Child Youth and Family is gone, and in its place is the Ministry for Vulnerable Children.
The new Ministry was launched on Friday afternoon, but will it do anything to reverse our shameful record on child neglect and abuse?
Social policy expert and child advocate Anton Blank told Three's The Project that while the Government has shown strong leadership in dealing with a difficult issue, "the problem is the overall approach is hugely flawed".
"Approaches that are more successful are less targeted and more universal. So having a universal child benefit, for example, we know that that's a really good intervention to have," he says.
"It's definitely bottom of the cliff, and I think particularly with this strategy, which acknowledges that 60 percent of these most vulnerable children are Maori children, this targeted approach has the danger of stigmatising these particular populations, especially Maori."
OECD statistics show children and teenagers are 50 percent more likely to die of abuse here than in Australia, and Mr Blank says our death toll is due to the market-led restructuring of the New Zealand economy in the 1980s.
"I think that economic restructuring during the 1980s, that really escalated our child abuse rates. Maori rates are the highest in the country. Prior to the 1980s there was not difference in the rates of death between Maori and other children," he says.
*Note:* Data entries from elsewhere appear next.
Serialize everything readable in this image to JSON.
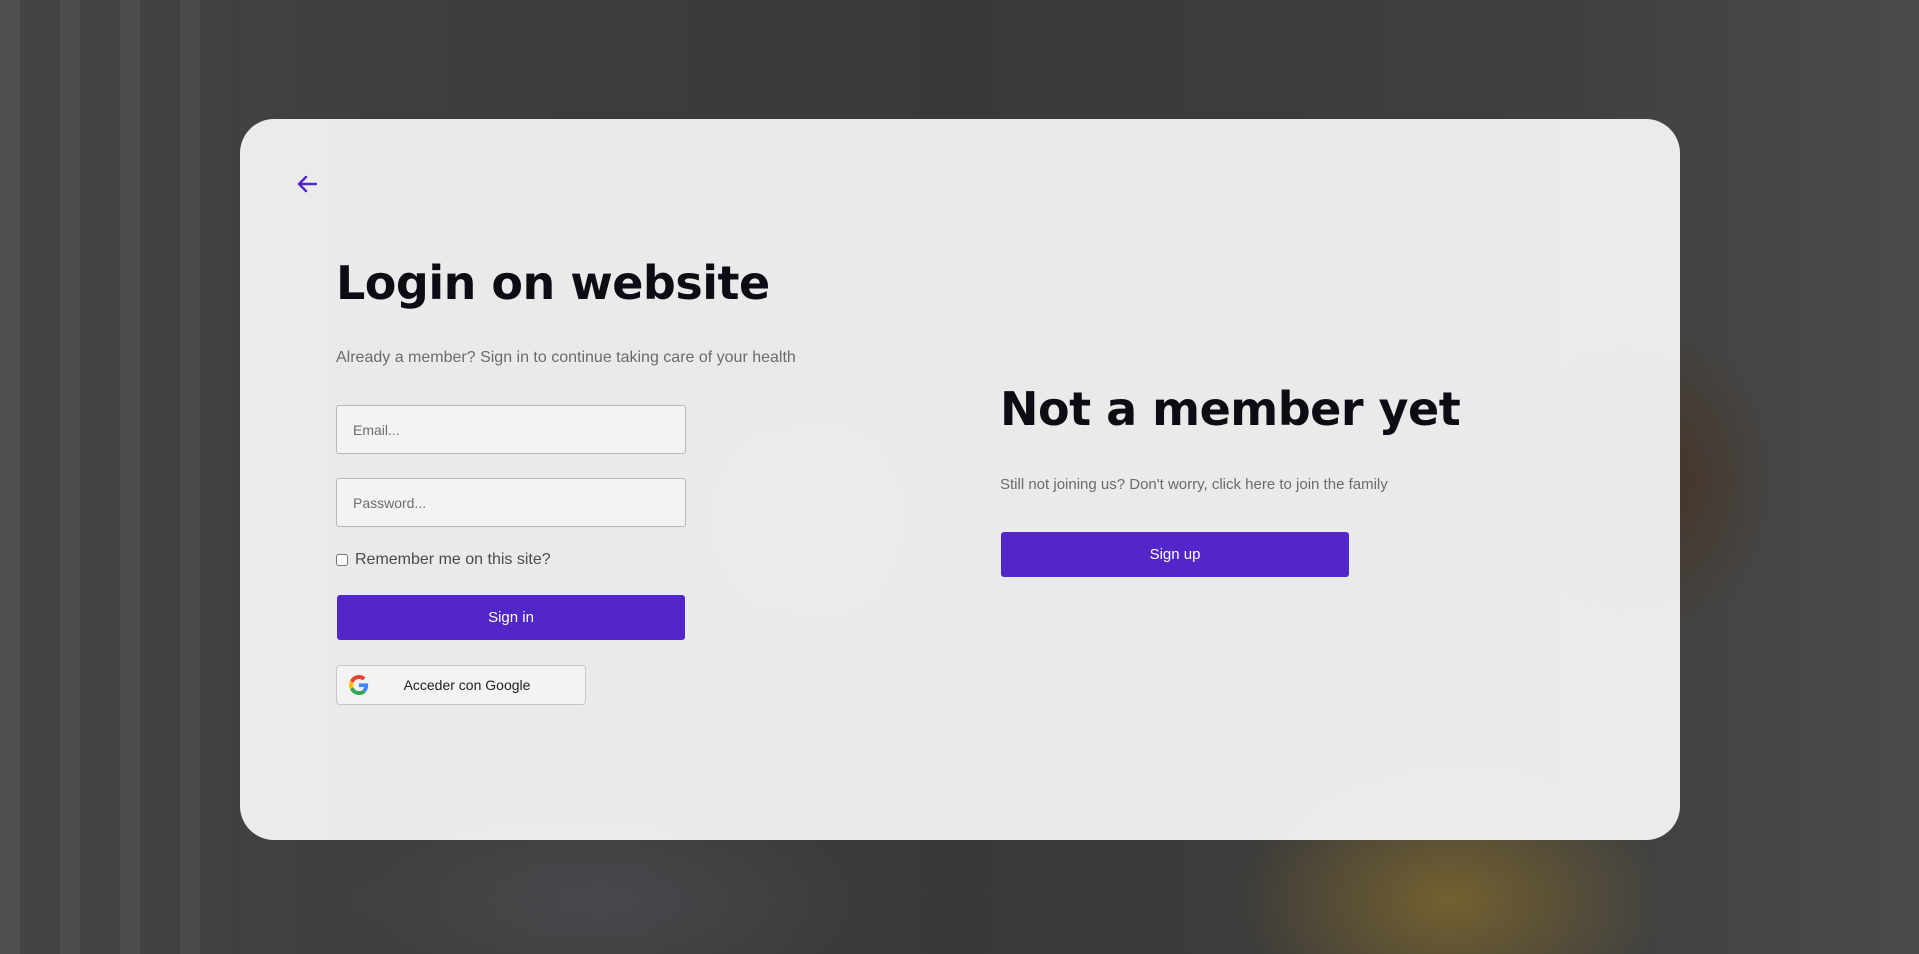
{
  "login": {
    "title": "Login on website",
    "subtitle": "Already a member? Sign in to continue taking care of your health",
    "email_placeholder": "Email...",
    "password_placeholder": "Password...",
    "remember_label": "Remember me on this site?",
    "signin_label": "Sign in",
    "google_label": "Acceder con Google"
  },
  "signup": {
    "title": "Not a member yet",
    "subtitle": "Still not joining us? Don't worry, click here to join the family",
    "signup_label": "Sign up"
  },
  "colors": {
    "accent": "#5226c9",
    "title": "#0c0c14",
    "subtitle": "#6b6b6b"
  },
  "icons": {
    "back": "arrow-left-icon",
    "google": "google-icon"
  }
}
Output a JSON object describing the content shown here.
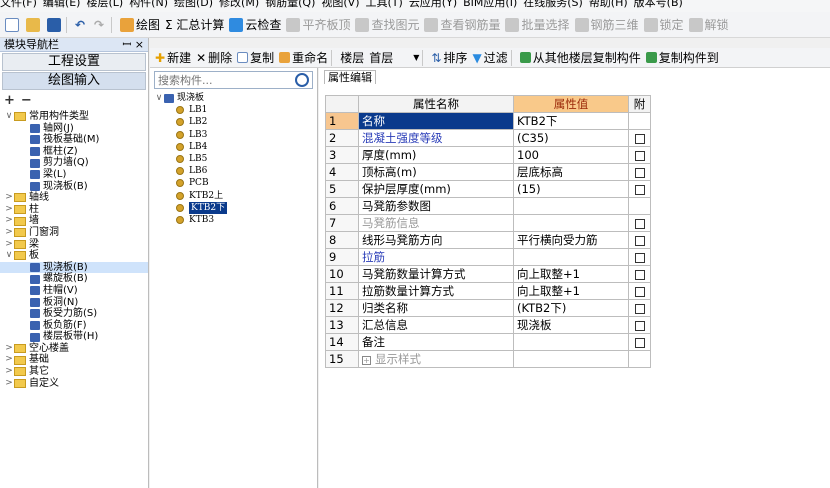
{
  "menu": [
    "文件(F)",
    "编辑(E)",
    "楼层(L)",
    "构件(N)",
    "绘图(D)",
    "修改(M)",
    "钢筋量(Q)",
    "视图(V)",
    "工具(T)",
    "云应用(Y)",
    "BIM应用(I)",
    "在线服务(S)",
    "帮助(H)",
    "版本号(B)"
  ],
  "toolbar1": {
    "draw": "绘图",
    "sum": "Σ 汇总计算",
    "cloud_check": "云检查",
    "flatten": "平齐板顶",
    "find": "查找图元",
    "view_rebar": "查看钢筋量",
    "batch_select": "批量选择",
    "rebar_3d": "钢筋三维",
    "lock": "锁定",
    "unlock": "解锁"
  },
  "toolbar2": {
    "new": "新建",
    "delete": "删除",
    "copy": "复制",
    "rename": "重命名",
    "floor_label": "楼层",
    "floor_value": "首层",
    "sort": "排序",
    "filter": "过滤",
    "copy_from": "从其他楼层复制构件",
    "copy_to": "复制构件到"
  },
  "left": {
    "title": "模块导航栏",
    "pin": "ꟷ ×",
    "btn_project": "工程设置",
    "btn_draw": "绘图输入",
    "tree": [
      {
        "label": "常用构件类型",
        "level": 0,
        "kind": "folder",
        "twisty": "∨"
      },
      {
        "label": "轴网(J)",
        "level": 1,
        "kind": "node"
      },
      {
        "label": "筏板基础(M)",
        "level": 1,
        "kind": "node"
      },
      {
        "label": "框柱(Z)",
        "level": 1,
        "kind": "node"
      },
      {
        "label": "剪力墙(Q)",
        "level": 1,
        "kind": "node"
      },
      {
        "label": "梁(L)",
        "level": 1,
        "kind": "node"
      },
      {
        "label": "现浇板(B)",
        "level": 1,
        "kind": "node"
      },
      {
        "label": "轴线",
        "level": 0,
        "kind": "folder",
        "twisty": ">"
      },
      {
        "label": "柱",
        "level": 0,
        "kind": "folder",
        "twisty": ">"
      },
      {
        "label": "墙",
        "level": 0,
        "kind": "folder",
        "twisty": ">"
      },
      {
        "label": "门窗洞",
        "level": 0,
        "kind": "folder",
        "twisty": ">"
      },
      {
        "label": "梁",
        "level": 0,
        "kind": "folder",
        "twisty": ">"
      },
      {
        "label": "板",
        "level": 0,
        "kind": "folder",
        "twisty": "∨"
      },
      {
        "label": "现浇板(B)",
        "level": 1,
        "kind": "node",
        "selected": true
      },
      {
        "label": "螺旋板(B)",
        "level": 1,
        "kind": "node"
      },
      {
        "label": "柱帽(V)",
        "level": 1,
        "kind": "node"
      },
      {
        "label": "板洞(N)",
        "level": 1,
        "kind": "node"
      },
      {
        "label": "板受力筋(S)",
        "level": 1,
        "kind": "node"
      },
      {
        "label": "板负筋(F)",
        "level": 1,
        "kind": "node"
      },
      {
        "label": "楼层板带(H)",
        "level": 1,
        "kind": "node"
      },
      {
        "label": "空心楼盖",
        "level": 0,
        "kind": "folder",
        "twisty": ">"
      },
      {
        "label": "基础",
        "level": 0,
        "kind": "folder",
        "twisty": ">"
      },
      {
        "label": "其它",
        "level": 0,
        "kind": "folder",
        "twisty": ">"
      },
      {
        "label": "自定义",
        "level": 0,
        "kind": "folder",
        "twisty": ">"
      }
    ]
  },
  "mid": {
    "search_placeholder": "搜索构件...",
    "root": "现浇板",
    "items": [
      "LB1",
      "LB2",
      "LB3",
      "LB4",
      "LB5",
      "LB6",
      "PCB",
      "KTB2上",
      "KTB2下",
      "KTB3"
    ],
    "selected": "KTB2下"
  },
  "right": {
    "tab": "属性编辑",
    "headers": {
      "name": "属性名称",
      "value": "属性值",
      "attach": "附"
    },
    "rows": [
      {
        "num": "1",
        "name": "名称",
        "value": "KTB2下",
        "cb": false,
        "style": "sel"
      },
      {
        "num": "2",
        "name": "混凝土强度等级",
        "value": "(C35)",
        "cb": true,
        "style": "blue"
      },
      {
        "num": "3",
        "name": "厚度(mm)",
        "value": "100",
        "cb": true,
        "style": ""
      },
      {
        "num": "4",
        "name": "顶标高(m)",
        "value": "层底标高",
        "cb": true,
        "style": ""
      },
      {
        "num": "5",
        "name": "保护层厚度(mm)",
        "value": "(15)",
        "cb": true,
        "style": ""
      },
      {
        "num": "6",
        "name": "马凳筋参数图",
        "value": "",
        "cb": false,
        "style": ""
      },
      {
        "num": "7",
        "name": "马凳筋信息",
        "value": "",
        "cb": true,
        "style": "gray"
      },
      {
        "num": "8",
        "name": "线形马凳筋方向",
        "value": "平行横向受力筋",
        "cb": true,
        "style": ""
      },
      {
        "num": "9",
        "name": "拉筋",
        "value": "",
        "cb": true,
        "style": "blue"
      },
      {
        "num": "10",
        "name": "马凳筋数量计算方式",
        "value": "向上取整+1",
        "cb": true,
        "style": ""
      },
      {
        "num": "11",
        "name": "拉筋数量计算方式",
        "value": "向上取整+1",
        "cb": true,
        "style": ""
      },
      {
        "num": "12",
        "name": "归类名称",
        "value": "(KTB2下)",
        "cb": true,
        "style": ""
      },
      {
        "num": "13",
        "name": "汇总信息",
        "value": "现浇板",
        "cb": true,
        "style": ""
      },
      {
        "num": "14",
        "name": "备注",
        "value": "",
        "cb": true,
        "style": ""
      },
      {
        "num": "15",
        "name": "显示样式",
        "value": "",
        "cb": false,
        "style": "gray",
        "expander": true
      }
    ]
  }
}
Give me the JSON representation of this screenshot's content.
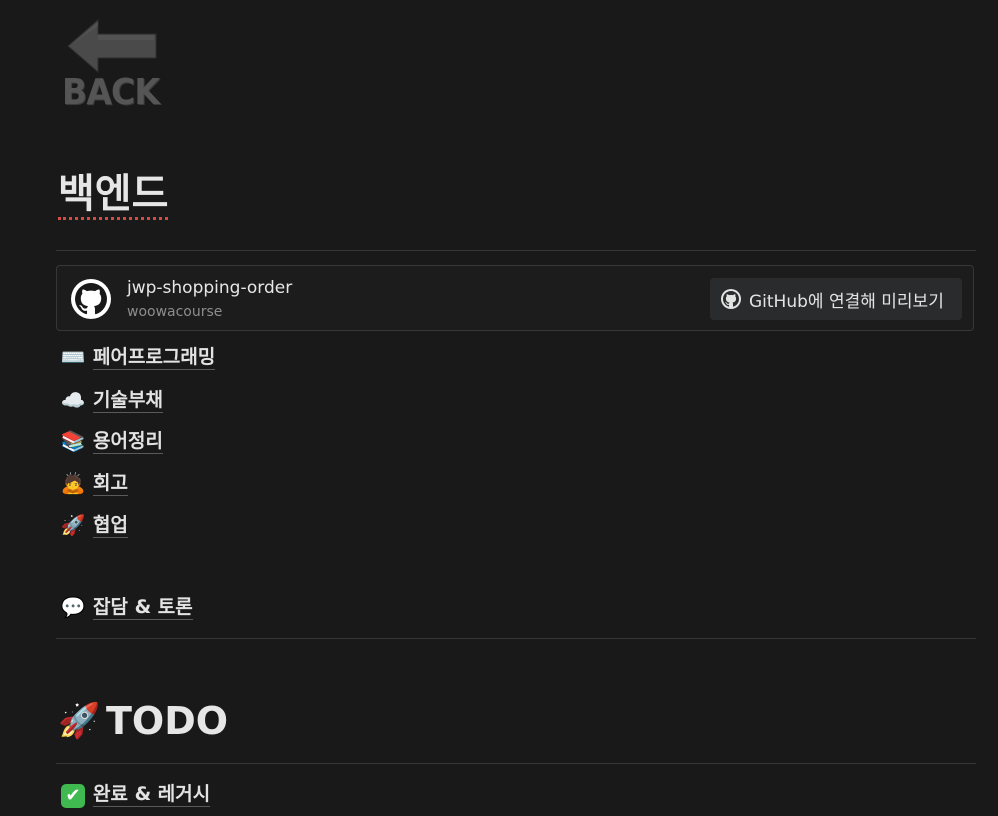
{
  "back": {
    "text": "BACK",
    "arrow_color": "#4a4a4a"
  },
  "page": {
    "title": "백엔드"
  },
  "github_card": {
    "repo": "jwp-shopping-order",
    "owner": "woowacourse",
    "connect_label": "GitHub에 연결해 미리보기",
    "icon": "github-icon"
  },
  "links": [
    {
      "emoji": "⌨️",
      "icon": "keyboard-icon",
      "label": "페어프로그래밍"
    },
    {
      "emoji": "☁️",
      "icon": "cloud-icon",
      "label": "기술부채"
    },
    {
      "emoji": "📚",
      "icon": "books-icon",
      "label": "용어정리"
    },
    {
      "emoji": "🙇",
      "icon": "bowing-person-icon",
      "label": "회고"
    },
    {
      "emoji": "🚀",
      "icon": "rocket-icon",
      "label": "협업"
    },
    {
      "emoji": "💬",
      "icon": "speech-bubble-icon",
      "label": "잡담 & 토론"
    }
  ],
  "todo": {
    "emoji": "🚀",
    "icon": "rocket-icon",
    "title": "TODO",
    "items": [
      {
        "emoji": "✔",
        "icon": "check-mark-icon",
        "label": "완료 & 레거시"
      }
    ]
  },
  "colors": {
    "background": "#191919",
    "text": "#e3e3e3",
    "divider": "#373737",
    "spellcheck": "#d44c47",
    "check_green": "#3fb950"
  }
}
"Now we're seeing Maori children killed at much, much higher rates, and that was a direct result of economic restructuring that went on during that time and sent thousands of Maori families to the dole queue."